● Exercise brief
In the records that follow, find each line with the word "Sketch" and copy it.
Supplied entries Block Start
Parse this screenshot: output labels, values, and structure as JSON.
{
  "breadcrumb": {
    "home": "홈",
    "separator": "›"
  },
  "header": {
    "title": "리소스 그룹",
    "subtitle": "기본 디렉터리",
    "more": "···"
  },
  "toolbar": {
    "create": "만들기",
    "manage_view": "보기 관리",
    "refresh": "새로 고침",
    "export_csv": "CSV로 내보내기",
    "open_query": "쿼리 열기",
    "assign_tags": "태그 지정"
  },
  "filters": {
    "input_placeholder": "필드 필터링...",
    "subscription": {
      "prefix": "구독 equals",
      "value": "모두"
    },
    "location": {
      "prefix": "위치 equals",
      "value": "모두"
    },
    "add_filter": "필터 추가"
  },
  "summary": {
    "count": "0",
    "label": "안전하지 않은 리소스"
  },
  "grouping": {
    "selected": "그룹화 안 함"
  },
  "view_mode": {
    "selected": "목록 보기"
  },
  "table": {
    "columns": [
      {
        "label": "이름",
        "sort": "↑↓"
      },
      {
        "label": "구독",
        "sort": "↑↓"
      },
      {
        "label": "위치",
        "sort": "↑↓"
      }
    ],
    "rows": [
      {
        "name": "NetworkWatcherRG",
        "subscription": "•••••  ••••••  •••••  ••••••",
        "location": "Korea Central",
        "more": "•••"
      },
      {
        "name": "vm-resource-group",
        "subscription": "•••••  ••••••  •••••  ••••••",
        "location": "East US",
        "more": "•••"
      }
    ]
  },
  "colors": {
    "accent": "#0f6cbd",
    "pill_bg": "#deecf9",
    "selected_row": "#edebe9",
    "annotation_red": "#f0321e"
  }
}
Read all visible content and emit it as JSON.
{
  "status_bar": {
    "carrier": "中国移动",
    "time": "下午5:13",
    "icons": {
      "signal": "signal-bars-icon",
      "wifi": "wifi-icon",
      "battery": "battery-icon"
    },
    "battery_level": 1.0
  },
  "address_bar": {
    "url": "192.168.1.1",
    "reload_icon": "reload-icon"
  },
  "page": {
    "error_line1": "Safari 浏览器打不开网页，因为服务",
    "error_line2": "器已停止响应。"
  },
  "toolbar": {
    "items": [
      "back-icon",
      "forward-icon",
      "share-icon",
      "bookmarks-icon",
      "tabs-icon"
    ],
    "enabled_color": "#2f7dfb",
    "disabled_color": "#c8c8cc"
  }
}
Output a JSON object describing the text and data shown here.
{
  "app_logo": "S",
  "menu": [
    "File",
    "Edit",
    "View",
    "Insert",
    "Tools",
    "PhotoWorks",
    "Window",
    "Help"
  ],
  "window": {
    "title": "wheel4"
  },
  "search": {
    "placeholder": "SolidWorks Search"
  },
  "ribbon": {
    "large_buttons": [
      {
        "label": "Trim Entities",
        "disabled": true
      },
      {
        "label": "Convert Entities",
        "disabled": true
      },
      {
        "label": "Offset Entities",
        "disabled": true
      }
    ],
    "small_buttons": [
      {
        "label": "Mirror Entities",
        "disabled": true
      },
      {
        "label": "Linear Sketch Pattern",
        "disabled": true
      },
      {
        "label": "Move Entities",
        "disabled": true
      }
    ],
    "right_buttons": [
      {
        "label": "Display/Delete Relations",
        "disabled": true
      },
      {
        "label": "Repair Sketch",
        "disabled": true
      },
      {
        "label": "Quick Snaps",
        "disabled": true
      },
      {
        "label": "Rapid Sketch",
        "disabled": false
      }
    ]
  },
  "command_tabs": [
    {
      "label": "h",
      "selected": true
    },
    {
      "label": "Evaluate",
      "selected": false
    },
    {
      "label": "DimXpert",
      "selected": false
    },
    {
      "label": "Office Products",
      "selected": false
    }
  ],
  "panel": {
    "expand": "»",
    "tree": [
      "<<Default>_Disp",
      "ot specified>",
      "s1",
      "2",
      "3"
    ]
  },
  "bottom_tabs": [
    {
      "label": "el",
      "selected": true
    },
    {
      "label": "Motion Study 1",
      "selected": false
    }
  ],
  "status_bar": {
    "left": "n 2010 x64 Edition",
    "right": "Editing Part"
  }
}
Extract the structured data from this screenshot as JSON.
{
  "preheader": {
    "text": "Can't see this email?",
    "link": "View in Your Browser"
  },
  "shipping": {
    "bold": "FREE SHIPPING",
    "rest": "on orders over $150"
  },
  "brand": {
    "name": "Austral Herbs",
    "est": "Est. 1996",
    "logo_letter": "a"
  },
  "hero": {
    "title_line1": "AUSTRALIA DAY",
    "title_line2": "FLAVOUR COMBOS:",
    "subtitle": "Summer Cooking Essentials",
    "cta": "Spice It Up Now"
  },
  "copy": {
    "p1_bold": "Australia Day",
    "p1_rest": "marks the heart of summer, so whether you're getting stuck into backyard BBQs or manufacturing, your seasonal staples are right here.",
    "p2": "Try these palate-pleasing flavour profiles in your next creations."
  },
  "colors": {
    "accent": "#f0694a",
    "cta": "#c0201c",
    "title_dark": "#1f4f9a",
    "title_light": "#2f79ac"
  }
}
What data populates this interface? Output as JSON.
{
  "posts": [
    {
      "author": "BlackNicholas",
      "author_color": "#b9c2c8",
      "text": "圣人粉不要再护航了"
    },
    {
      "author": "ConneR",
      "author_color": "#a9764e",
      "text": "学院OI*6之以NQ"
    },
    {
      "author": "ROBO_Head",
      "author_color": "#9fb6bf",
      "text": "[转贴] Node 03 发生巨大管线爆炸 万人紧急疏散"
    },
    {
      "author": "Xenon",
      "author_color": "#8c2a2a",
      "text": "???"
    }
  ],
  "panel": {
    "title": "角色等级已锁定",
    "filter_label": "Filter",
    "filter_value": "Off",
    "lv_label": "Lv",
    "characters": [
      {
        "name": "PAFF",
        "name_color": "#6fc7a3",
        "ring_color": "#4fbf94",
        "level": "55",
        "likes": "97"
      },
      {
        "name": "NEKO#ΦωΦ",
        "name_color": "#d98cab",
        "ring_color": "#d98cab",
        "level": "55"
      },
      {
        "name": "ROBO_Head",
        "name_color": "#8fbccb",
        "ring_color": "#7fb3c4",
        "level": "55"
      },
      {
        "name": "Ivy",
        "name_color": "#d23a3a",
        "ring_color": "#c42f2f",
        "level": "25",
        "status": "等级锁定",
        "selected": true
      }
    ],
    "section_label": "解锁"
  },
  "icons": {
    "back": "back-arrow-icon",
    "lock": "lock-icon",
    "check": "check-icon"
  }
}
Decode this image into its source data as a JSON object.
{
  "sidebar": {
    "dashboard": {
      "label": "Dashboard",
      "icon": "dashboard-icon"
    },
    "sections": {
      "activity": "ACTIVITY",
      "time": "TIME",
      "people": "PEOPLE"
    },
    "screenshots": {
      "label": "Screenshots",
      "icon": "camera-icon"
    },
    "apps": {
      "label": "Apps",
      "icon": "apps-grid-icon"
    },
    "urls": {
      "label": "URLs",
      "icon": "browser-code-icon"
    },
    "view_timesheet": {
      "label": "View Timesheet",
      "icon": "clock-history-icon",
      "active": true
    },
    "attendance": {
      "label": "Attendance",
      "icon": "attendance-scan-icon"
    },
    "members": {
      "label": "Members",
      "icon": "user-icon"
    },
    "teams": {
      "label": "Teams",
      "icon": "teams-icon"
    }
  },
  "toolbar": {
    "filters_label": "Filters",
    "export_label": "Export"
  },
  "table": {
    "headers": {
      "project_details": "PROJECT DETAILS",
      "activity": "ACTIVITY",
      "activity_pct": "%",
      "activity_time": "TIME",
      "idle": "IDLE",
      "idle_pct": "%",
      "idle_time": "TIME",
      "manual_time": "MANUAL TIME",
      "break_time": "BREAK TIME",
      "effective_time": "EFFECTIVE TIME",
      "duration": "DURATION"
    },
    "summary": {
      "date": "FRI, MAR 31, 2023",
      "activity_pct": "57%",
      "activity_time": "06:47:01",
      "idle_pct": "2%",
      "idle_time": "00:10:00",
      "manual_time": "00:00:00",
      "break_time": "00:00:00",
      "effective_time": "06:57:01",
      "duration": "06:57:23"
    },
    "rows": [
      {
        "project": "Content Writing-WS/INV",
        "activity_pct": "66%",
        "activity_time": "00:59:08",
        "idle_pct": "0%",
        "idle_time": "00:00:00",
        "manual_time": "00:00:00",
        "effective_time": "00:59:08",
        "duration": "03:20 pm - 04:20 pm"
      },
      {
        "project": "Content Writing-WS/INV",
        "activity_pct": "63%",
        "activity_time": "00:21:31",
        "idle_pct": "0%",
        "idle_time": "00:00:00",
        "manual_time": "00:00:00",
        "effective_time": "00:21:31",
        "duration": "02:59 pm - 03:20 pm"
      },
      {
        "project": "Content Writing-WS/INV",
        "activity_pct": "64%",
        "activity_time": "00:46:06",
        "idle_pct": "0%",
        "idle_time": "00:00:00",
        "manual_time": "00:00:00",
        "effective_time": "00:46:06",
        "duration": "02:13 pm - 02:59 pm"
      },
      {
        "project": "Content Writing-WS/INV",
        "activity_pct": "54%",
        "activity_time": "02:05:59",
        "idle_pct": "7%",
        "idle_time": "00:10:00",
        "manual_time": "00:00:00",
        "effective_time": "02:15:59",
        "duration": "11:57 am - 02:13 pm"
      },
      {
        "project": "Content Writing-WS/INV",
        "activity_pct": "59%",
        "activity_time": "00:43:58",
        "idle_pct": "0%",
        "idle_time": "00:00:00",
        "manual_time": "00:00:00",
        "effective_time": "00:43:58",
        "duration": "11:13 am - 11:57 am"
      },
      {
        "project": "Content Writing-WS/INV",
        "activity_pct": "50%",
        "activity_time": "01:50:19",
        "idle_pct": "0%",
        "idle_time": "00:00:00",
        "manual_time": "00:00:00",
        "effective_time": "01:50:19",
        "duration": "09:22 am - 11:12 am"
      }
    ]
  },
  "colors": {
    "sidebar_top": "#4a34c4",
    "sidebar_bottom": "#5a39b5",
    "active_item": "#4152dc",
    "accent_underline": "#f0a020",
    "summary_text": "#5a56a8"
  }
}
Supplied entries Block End
● Your response
        "label": "Linear Sketch Pattern",
        "label": "Repair Sketch",
        "label": "Rapid Sketch",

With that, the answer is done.